Museum Hours:

Saturday 10-6

Sunday 12-5

Early Electronic Television

The 1939 New York World's Fair

RCA introduced television to the American public at the 1939 World's Fair. Before the fair, they published a brochure for their dealers to explain television. The opening ceremony and events at the fair were televised, and NBC began regularly scheduled broadcasts. President Franklin Roosevelt dedicated the fair, thereby becoming the first president to be televised.

Inventory of spare tubes
Commemorative medal
Article by Jeff Lendaro about other sets at the fair
RCA sound systems at the fair

TRK-12s were on display for viewers to see television. These sets used voltage doublers to power the CRTs with about 10 kv to produce a brighter picture than the sets sold to the public.

In order to convince skeptical visitors that the TV set was not a trick, one set was made with a transparent case so that the internal components could be seen. As part of the exhibit, visitors could see themselves on television, and were give a card documenting the event.

David Sarnoff dedicating the RCA building


As part of the exhibit, visitors could see themselves on television, and were give a card documenting the event.


The "Miss Television" Staff

Joe D'Agostino, manager of the RCA exhibit


Other manufacturers had television demonstrations, including General Electric, which demonstrated its own sets; Westinghouse, which had sets on display made for them by RCA; General Motors, which had a picturephone on display, and Crosley, which demonstrated DuMont sets and a DuMont camera.

The following is from  "Television in the World of Tomorrow", by Iain Baird, ECHOES, Winter, 1997:
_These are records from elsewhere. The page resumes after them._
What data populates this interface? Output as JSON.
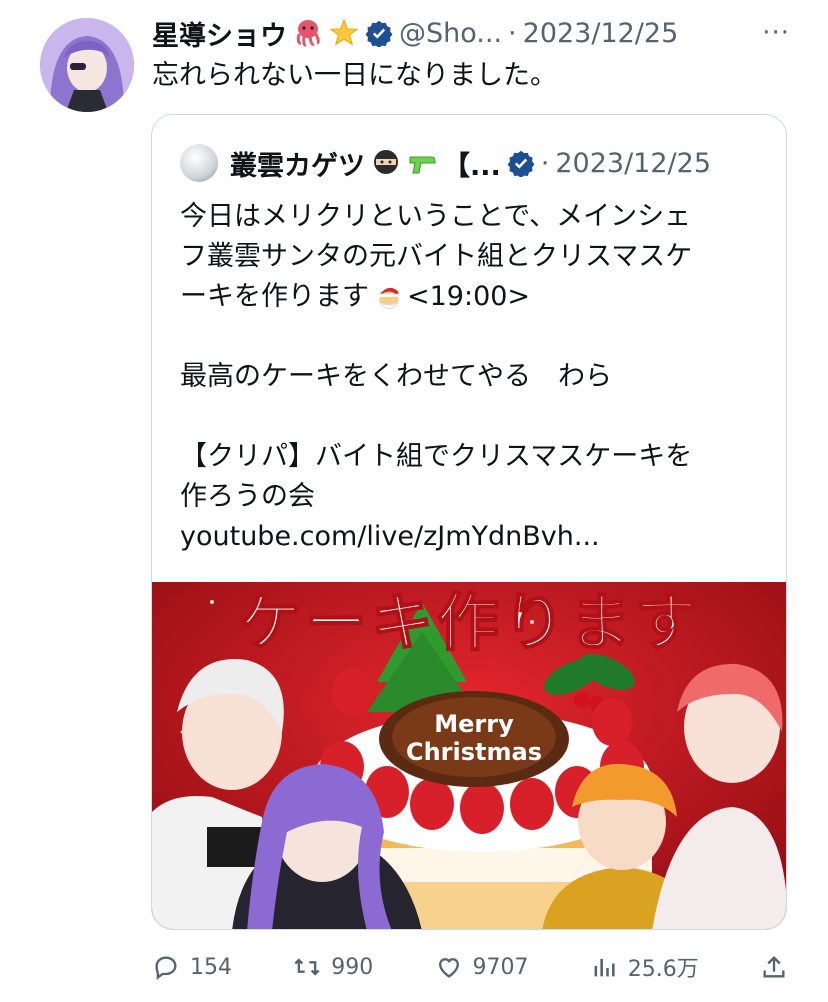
{
  "tweet": {
    "author_name": "星導ショウ",
    "handle": "@Sho...",
    "separator": "·",
    "date": "2023/12/25",
    "more_label": "···",
    "text": "忘れられない一日になりました。",
    "emojis": [
      "octopus-emoji",
      "star-emoji"
    ]
  },
  "quote": {
    "author_name": "叢雲カゲツ",
    "name_suffix": "【...",
    "separator": "·",
    "date": "2023/12/25",
    "lines": [
      "今日はメリクリということで、メインシェ",
      "フ叢雲サンタの元バイト組とクリスマスケ",
      "ーキを作ります",
      "<19:00>",
      "最高のケーキをくわせてやる　わら",
      "【クリパ】バイト組でクリスマスケーキを",
      "作ろうの会",
      "youtube.com/live/zJmYdnBvh..."
    ],
    "media": {
      "banner_text": "ケーキ作ります",
      "plate_text_1": "Merry",
      "plate_text_2": "Christmas"
    }
  },
  "actions": {
    "replies": "154",
    "retweets": "990",
    "likes": "9707",
    "views": "25.6万"
  },
  "colors": {
    "verified": "#1d9bf0",
    "muted": "#536471",
    "border": "#cfd9de",
    "banner_red": "#c8161d"
  }
}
Manufacturers other than RCA exhibited their television receivers at the 1939 World's Fair. In 1938, Allen B. DuMont Laboratories, established by the inventor and entrepreneur of the same name, had already offered the first electronic TV sets for sale to the public (prior to the Fair) with their 180 model. Westinghouse Electric and General Electric offered competing production lines of consumer televisions in their own pavillions. These companies also built studios with live cameras for interviews. Even Ford Motor Company got into the act, with television receivers in their executive lounge. Conspicuously missing was Farnsworth Television. Although Philo T. Farnsworth was the first to demonstrate electronic television technology in 1927, his company was not yet manufacturing commercial television receivers.

These pictures of the screen of a TRK-12 were taken in 1940 of  NBC programming.

Courtesy of Tom Genova

A photograph of an early telecast from the 1939 Worlds Fair

Stanley Jay, an early Columbus, Ohio television experimenter, took photographs of programming at the fair. Dan Fleming, a West Virginia resident, spent much of the summers of 1939 and 1940 at the fair, where his father worked. Another family recorded a 78 rpm disk at the fair. A woman in Portland, Oregon sent us this account of her father at the fair. Here is a short film showing the RCA television pavilion.

The Fair continued in 1940. RCA put television receivers in the ocean liner President Roosevelt, so passengers could watch the  opening ceremonies on May 17:

New York Times, April 28 1940

Courtesy of John Pinckney 

Broadcasting-Telecasting Magazine Aug, 1939

Courtesy of Steve Dichter



Here is a television camera of the type used at the fair. Here are short film clips of the camera outdoors courtesy of Dave Sica.

Here are postcards showing the RCA building, which was shaped like a vacuum tube